AMC receives $10.2 million biodefense grant
Francisella tularensis, the tularemia bacterium, exists naturally in water and soil and can be transferred to humans through rodents. The non-airborne form of the bacteria is treatable with antibiotics. When the bacterium is made airborne, however, it can become a deadly bioterror weapon that has no vaccine.
Dennis Metzger, a professor at AMC and the lead investigator for the project, said that the facility's laboratories are making progress toward the development of a tularemia vaccine.
"We have successfully laid the scientific groundwork that will allow us to launch an interdisciplinary research effort to develop a vaccine that can effectively protect against respiratory tularemia," Metzger said. "We aren't just trying to find a vaccine, we're trying to understand the basis for the protection we're observing. We're researching the science as well as the application."
Metzger's team is using killed bacteria in the vaccine that is treated in such a way that it targets the white blood cells of the mice. Most vaccines are given intramuscularly and protect the blood stream more than the lungs. The vaccine created by Metzger's team is administered intranasally so that it more effectively targets the lungs, which is key for a respiratory disease like airborne tularemia.
Respiratory tularemia is considered a Category A bio-threat by the National Institute of Allergy and Infectious Diseases because only 10-to-15 organisms can be fatal in humans and it can be easily disseminated as an aerosol. Metzger said that his team's research determined that even one F. tularensis bacterium can kill a mouse.
"We've done work in animal models and the goal of the next funding period is to refine the methods to make them optimally protective in animals," Metzger said. "Once that occurs, we would hope to go into non-human primates and ultimately get licensing for human use. We hope to move into human trials in the next four or five years."
Metzger said that his team's vaccine approach could potentially be used against multiple Category A bio-threats.
Since 2002, AMC has won $17.6 million in grants, largely from the NIH. Researchers are engaged in projects related to finding vaccines and searching for treatments.
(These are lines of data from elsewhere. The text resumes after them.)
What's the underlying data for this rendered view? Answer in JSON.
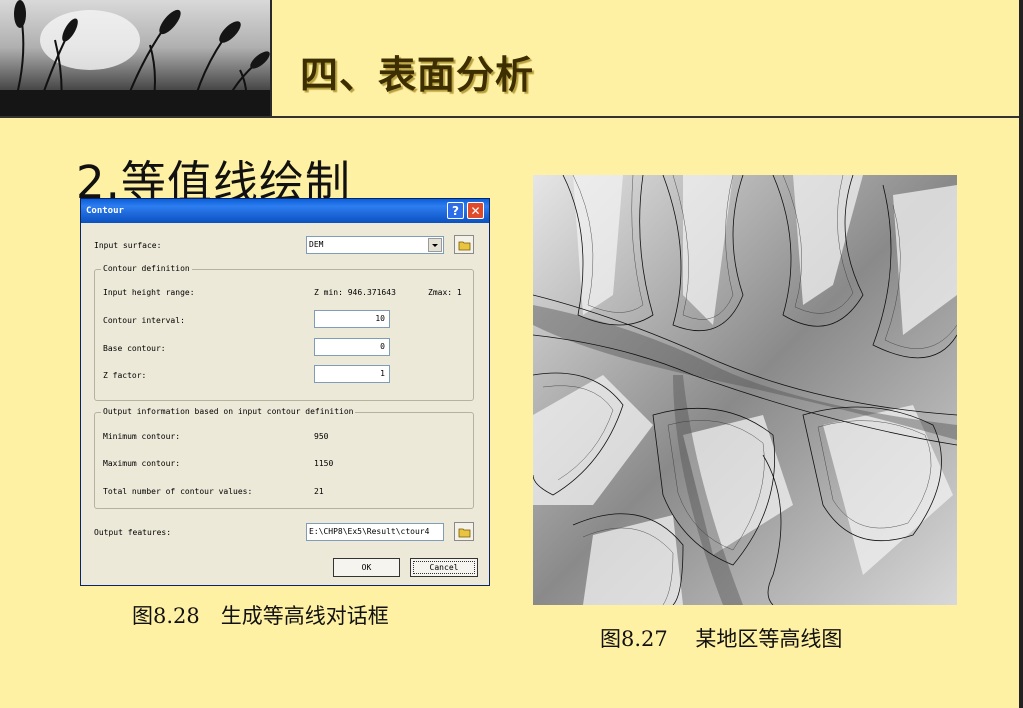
{
  "slide": {
    "title": "四、表面分析",
    "section_title": "2.等值线绘制",
    "caption_left": "图8.28　生成等高线对话框",
    "caption_right": "图8.27　 某地区等高线图"
  },
  "dialog": {
    "title": "Contour",
    "help_label": "?",
    "close_label": "✕",
    "input_surface_label": "Input surface:",
    "input_surface_value": "DEM",
    "group1_legend": "Contour definition",
    "height_range_label": "Input height range:",
    "zmin_text": "Z min: 946.371643",
    "zmax_text": "Zmax: 1",
    "interval_label": "Contour interval:",
    "interval_value": "10",
    "base_label": "Base contour:",
    "base_value": "0",
    "zfactor_label": "Z factor:",
    "zfactor_value": "1",
    "group2_legend": "Output information based on input contour definition",
    "min_contour_label": "Minimum contour:",
    "min_contour_value": "950",
    "max_contour_label": "Maximum contour:",
    "max_contour_value": "1150",
    "total_label": "Total number of contour values:",
    "total_value": "21",
    "output_label": "Output features:",
    "output_value": "E:\\CHP8\\Ex5\\Result\\ctour4",
    "ok_label": "OK",
    "cancel_label": "Cancel"
  },
  "icons": {
    "folder": "open-folder-icon",
    "dropdown": "dropdown-arrow-icon"
  },
  "colors": {
    "slide_background": "#fff1a3",
    "title_text": "#3d2e00",
    "dialog_titlebar": "#0a5fd8",
    "dialog_body": "#ece9d8",
    "close_button": "#e04a2a"
  }
}
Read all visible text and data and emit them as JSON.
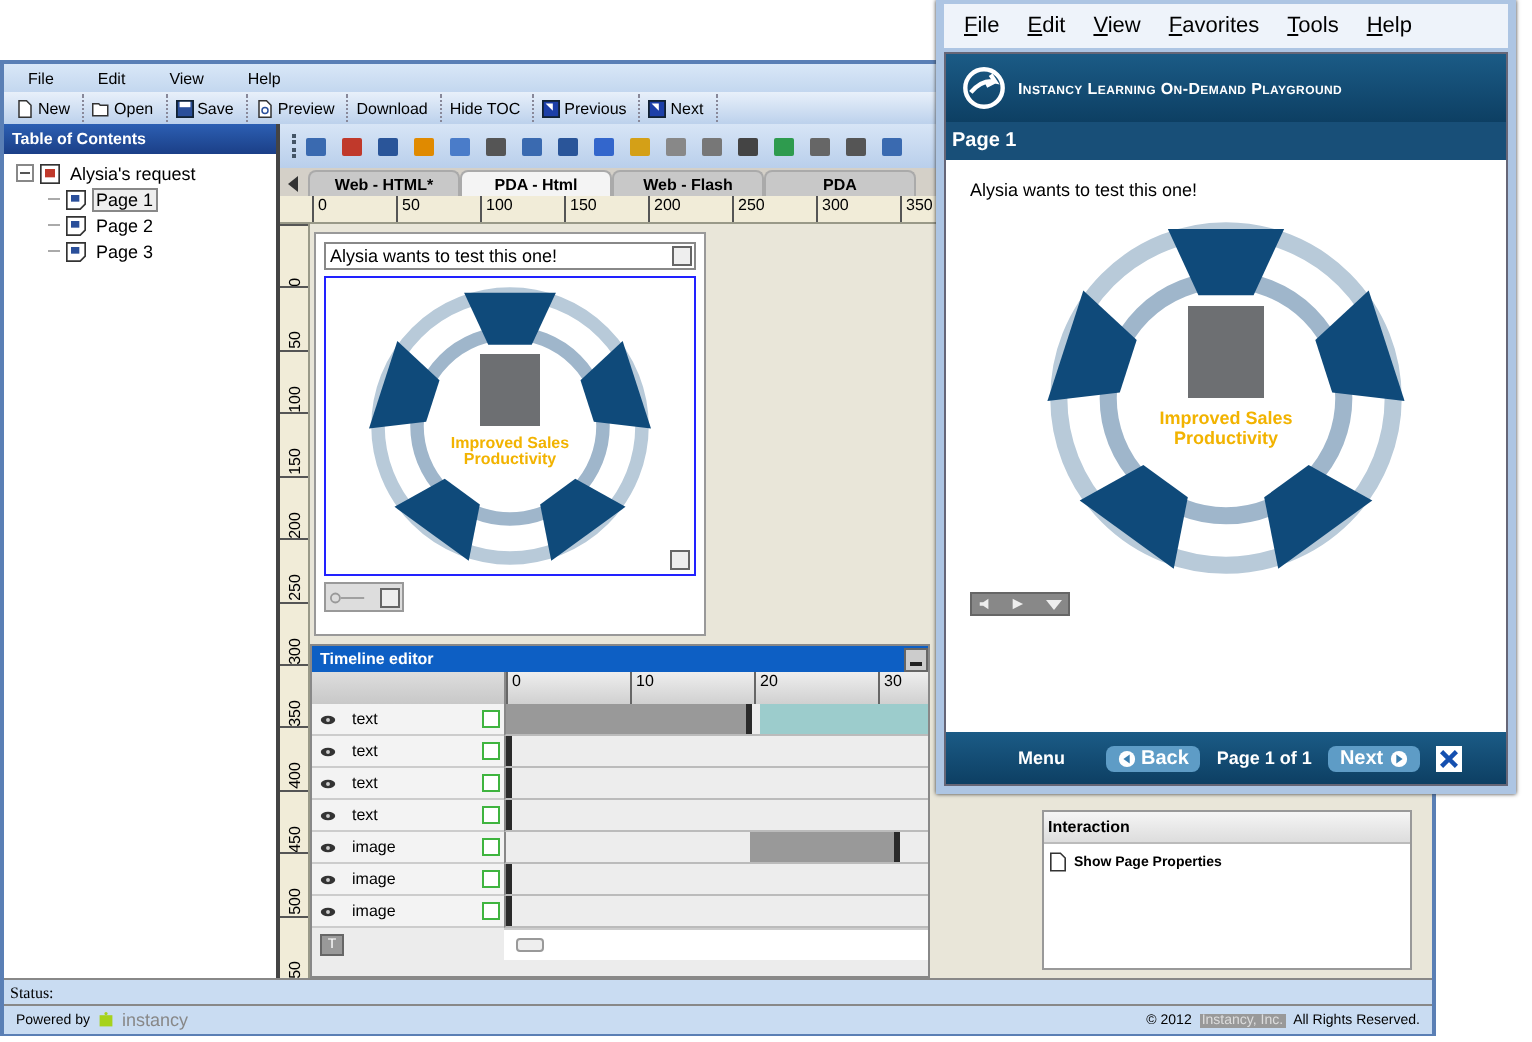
{
  "menu": [
    "File",
    "Edit",
    "View",
    "Help"
  ],
  "toolbar": [
    {
      "label": "New",
      "kind": "new"
    },
    {
      "label": "Open",
      "kind": "open"
    },
    {
      "label": "Save",
      "kind": "save"
    },
    {
      "label": "Preview",
      "kind": "preview"
    },
    {
      "label": "Download",
      "kind": "text"
    },
    {
      "label": "Hide TOC",
      "kind": "text"
    },
    {
      "label": "Previous",
      "kind": "previous"
    },
    {
      "label": "Next",
      "kind": "next"
    }
  ],
  "toc": {
    "title": "Table of Contents",
    "tree": [
      {
        "label": "Alysia's request",
        "expanded": true,
        "selected": false,
        "children": [
          {
            "label": "Page 1",
            "selected": true
          },
          {
            "label": "Page 2",
            "selected": false
          },
          {
            "label": "Page 3",
            "selected": false
          }
        ]
      }
    ]
  },
  "editor": {
    "tabs": [
      {
        "label": "Web - HTML*",
        "selected": false
      },
      {
        "label": "PDA - Html",
        "selected": true
      },
      {
        "label": "Web - Flash",
        "selected": false
      },
      {
        "label": "PDA",
        "selected": false
      }
    ],
    "ruler_h": [
      "0",
      "50",
      "100",
      "150",
      "200",
      "250",
      "300",
      "350"
    ],
    "ruler_v": [
      "0",
      "50",
      "100",
      "150",
      "200",
      "250",
      "300",
      "350",
      "400",
      "450",
      "500",
      "50"
    ],
    "text_box": "Alysia wants to test this one!",
    "diagram": {
      "center_label": "Improved Sales Productivity"
    }
  },
  "timeline": {
    "title": "Timeline editor",
    "ticks": [
      "0",
      "10",
      "20",
      "30"
    ],
    "rows": [
      {
        "label": "text",
        "kind": "long-clip",
        "checked": false
      },
      {
        "label": "text",
        "kind": "start-marker",
        "checked": false
      },
      {
        "label": "text",
        "kind": "start-marker",
        "checked": false
      },
      {
        "label": "text",
        "kind": "start-marker",
        "checked": false
      },
      {
        "label": "image",
        "kind": "late-clip",
        "checked": false
      },
      {
        "label": "image",
        "kind": "start-marker",
        "checked": false
      },
      {
        "label": "image",
        "kind": "start-marker",
        "checked": false
      }
    ],
    "button": "T"
  },
  "interaction": {
    "title": "Interaction",
    "items": [
      "Show Page Properties"
    ]
  },
  "status": "Status:",
  "footer": {
    "powered_by": "Powered by",
    "brand": "instancy",
    "year": "© 2012",
    "company": "Instancy, Inc.",
    "rights": "All Rights Reserved."
  },
  "browser": {
    "menu": [
      "File",
      "Edit",
      "View",
      "Favorites",
      "Tools",
      "Help"
    ],
    "site_title": "Instancy Learning On-Demand Playground",
    "page_title": "Page 1",
    "text": "Alysia wants to test this one!",
    "diagram": {
      "center_label": "Improved Sales Productivity"
    },
    "nav": {
      "menu": "Menu",
      "back": "Back",
      "page_info": "Page 1 of 1",
      "next": "Next"
    }
  }
}
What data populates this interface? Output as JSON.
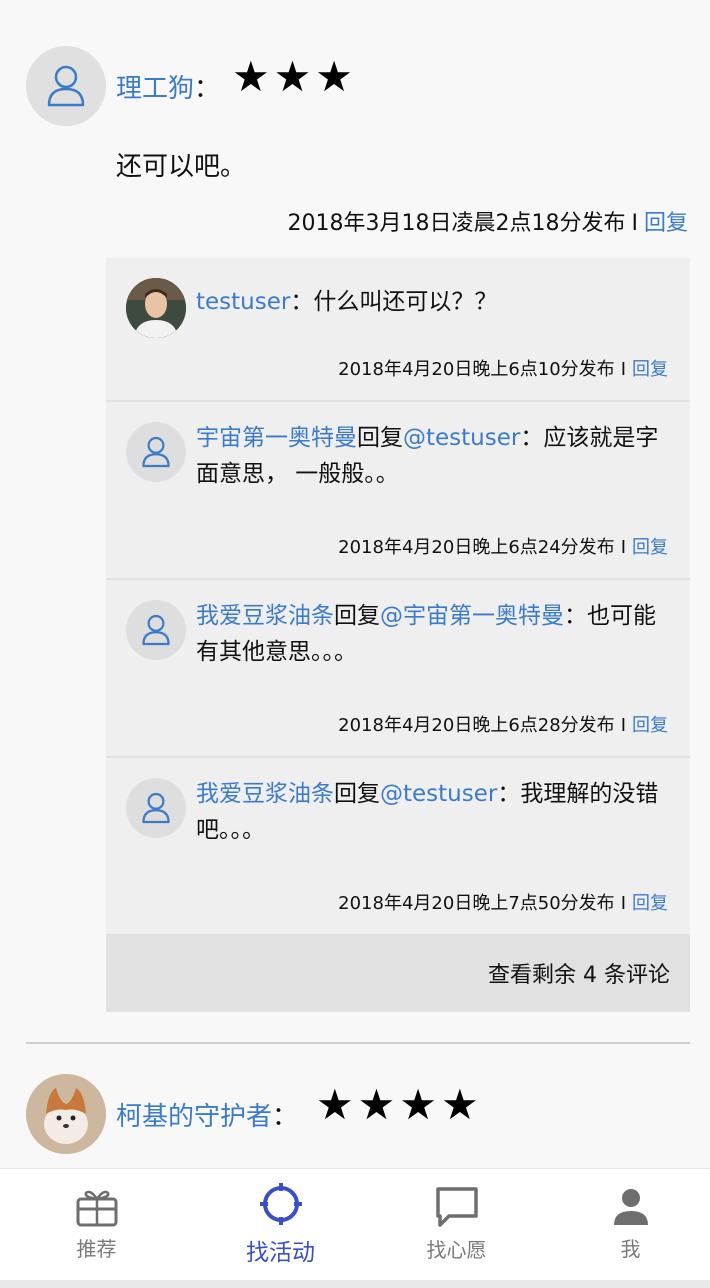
{
  "comment1": {
    "user": "理工狗",
    "colon": "：",
    "stars": "★★★",
    "text": "还可以吧。",
    "time": "2018年3月18日凌晨2点18分发布",
    "sep": "I",
    "reply_label": "回复"
  },
  "replies": [
    {
      "user": "testuser",
      "reply_word": "",
      "target": "",
      "colon": "：",
      "text": "什么叫还可以？？",
      "time": "2018年4月20日晚上6点10分发布",
      "sep": "I",
      "reply_label": "回复"
    },
    {
      "user": "宇宙第一奥特曼",
      "reply_word": "回复",
      "target": "@testuser",
      "colon": "：",
      "text": "应该就是字面意思，  一般般。。",
      "time": "2018年4月20日晚上6点24分发布",
      "sep": "I",
      "reply_label": "回复"
    },
    {
      "user": "我爱豆浆油条",
      "reply_word": "回复",
      "target": "@宇宙第一奥特曼",
      "colon": "：",
      "text": "也可能有其他意思。。。",
      "time": "2018年4月20日晚上6点28分发布",
      "sep": "I",
      "reply_label": "回复"
    },
    {
      "user": "我爱豆浆油条",
      "reply_word": "回复",
      "target": "@testuser",
      "colon": "：",
      "text": "我理解的没错吧。。。",
      "time": "2018年4月20日晚上7点50分发布",
      "sep": "I",
      "reply_label": "回复"
    }
  ],
  "more_comments": "查看剩余 4 条评论",
  "comment2": {
    "user": "柯基的守护者",
    "colon": "：",
    "stars": "★★★★"
  },
  "tabs": [
    {
      "label": "推荐",
      "icon": "gift-icon"
    },
    {
      "label": "找活动",
      "icon": "target-icon"
    },
    {
      "label": "找心愿",
      "icon": "chat-icon"
    },
    {
      "label": "我",
      "icon": "person-icon"
    }
  ],
  "colors": {
    "accent": "#3b7bc8",
    "tab_active": "#3a4fc4"
  }
}
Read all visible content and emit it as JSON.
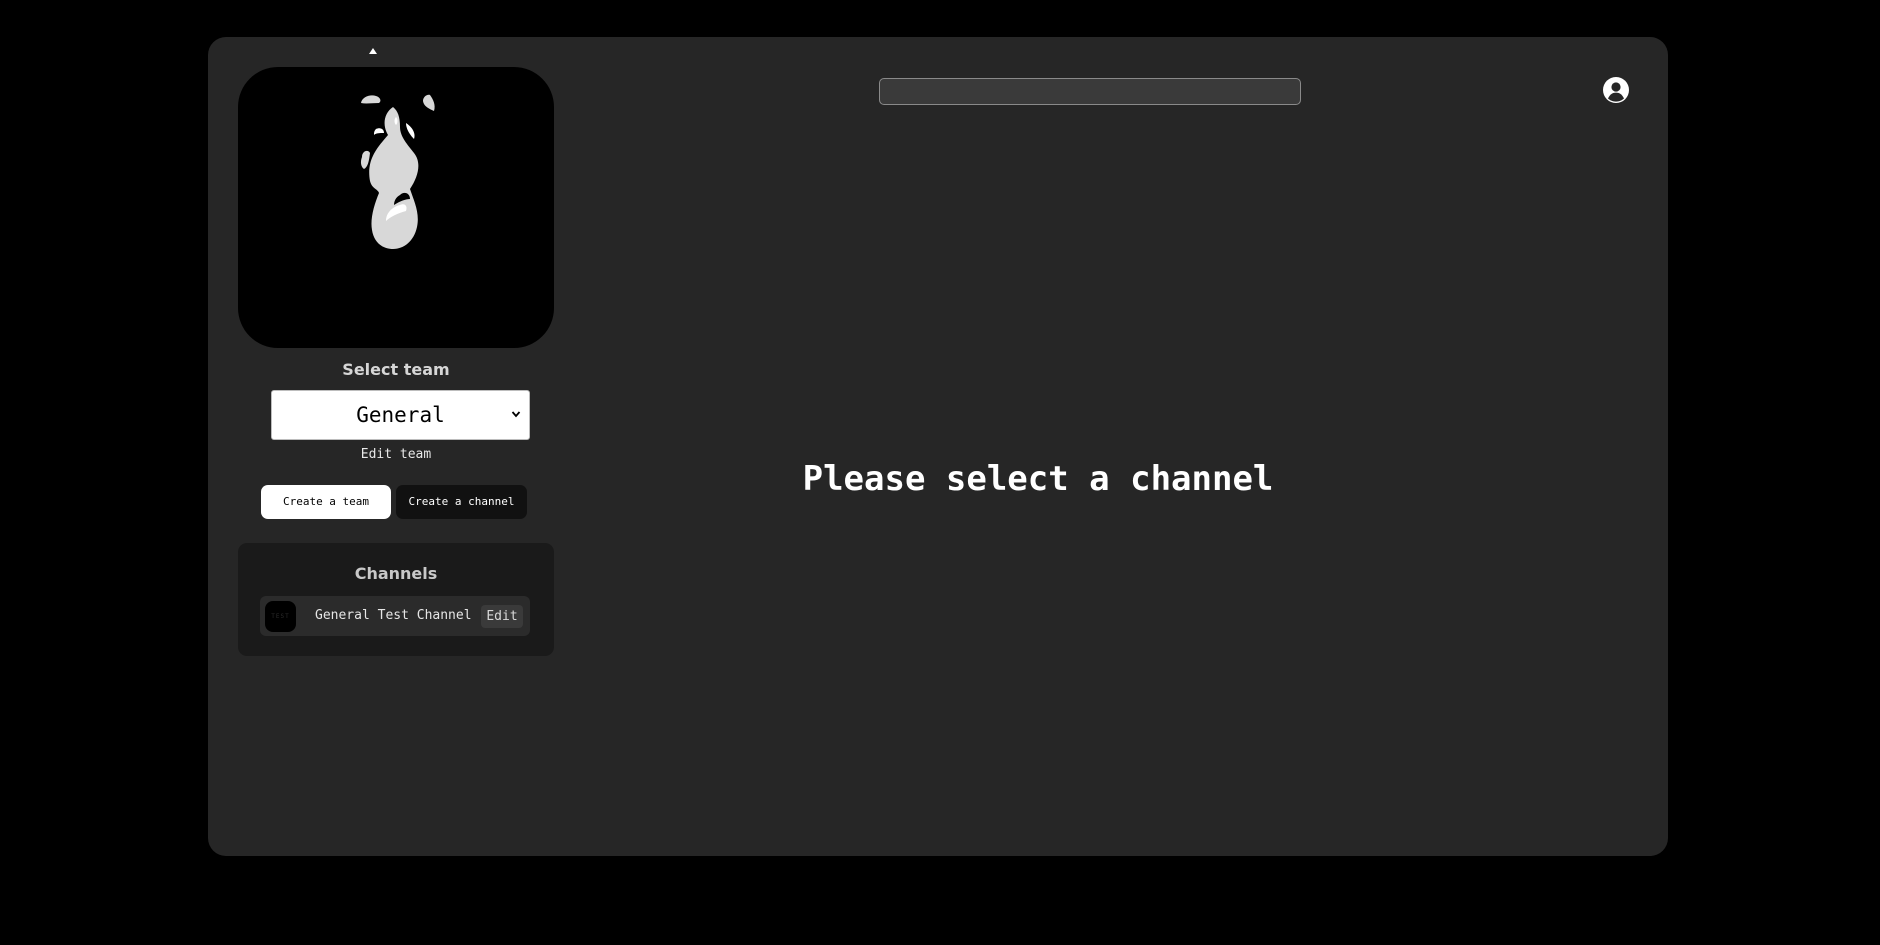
{
  "sidebar": {
    "select_team_label": "Select team",
    "team_select": {
      "selected": "General"
    },
    "edit_team_label": "Edit team",
    "create_team_label": "Create a team",
    "create_channel_label": "Create a channel",
    "channels": {
      "title": "Channels",
      "items": [
        {
          "avatar_text": "TEST",
          "name": "General Test Channel",
          "edit_label": "Edit"
        }
      ]
    }
  },
  "header": {
    "search": {
      "value": "",
      "placeholder": ""
    },
    "user_icon": "user-circle-icon"
  },
  "main": {
    "empty_message": "Please select a channel"
  },
  "colors": {
    "page_background": "#000000",
    "frame_background": "#262626",
    "panel_background": "#1a1a1a",
    "text_primary": "#ffffff"
  }
}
"We have achieved important milestones in this area, including development of a potential broad spectrum, intra-nasal treatment for pulmonary tularemia," Vincent Verdile, the dean of AMC, said. "In addition, Albany Med has taken a leadership position in the field by organizing an annual tularemia conference attended by experts in tularemia from around the world and supported by NIH funding."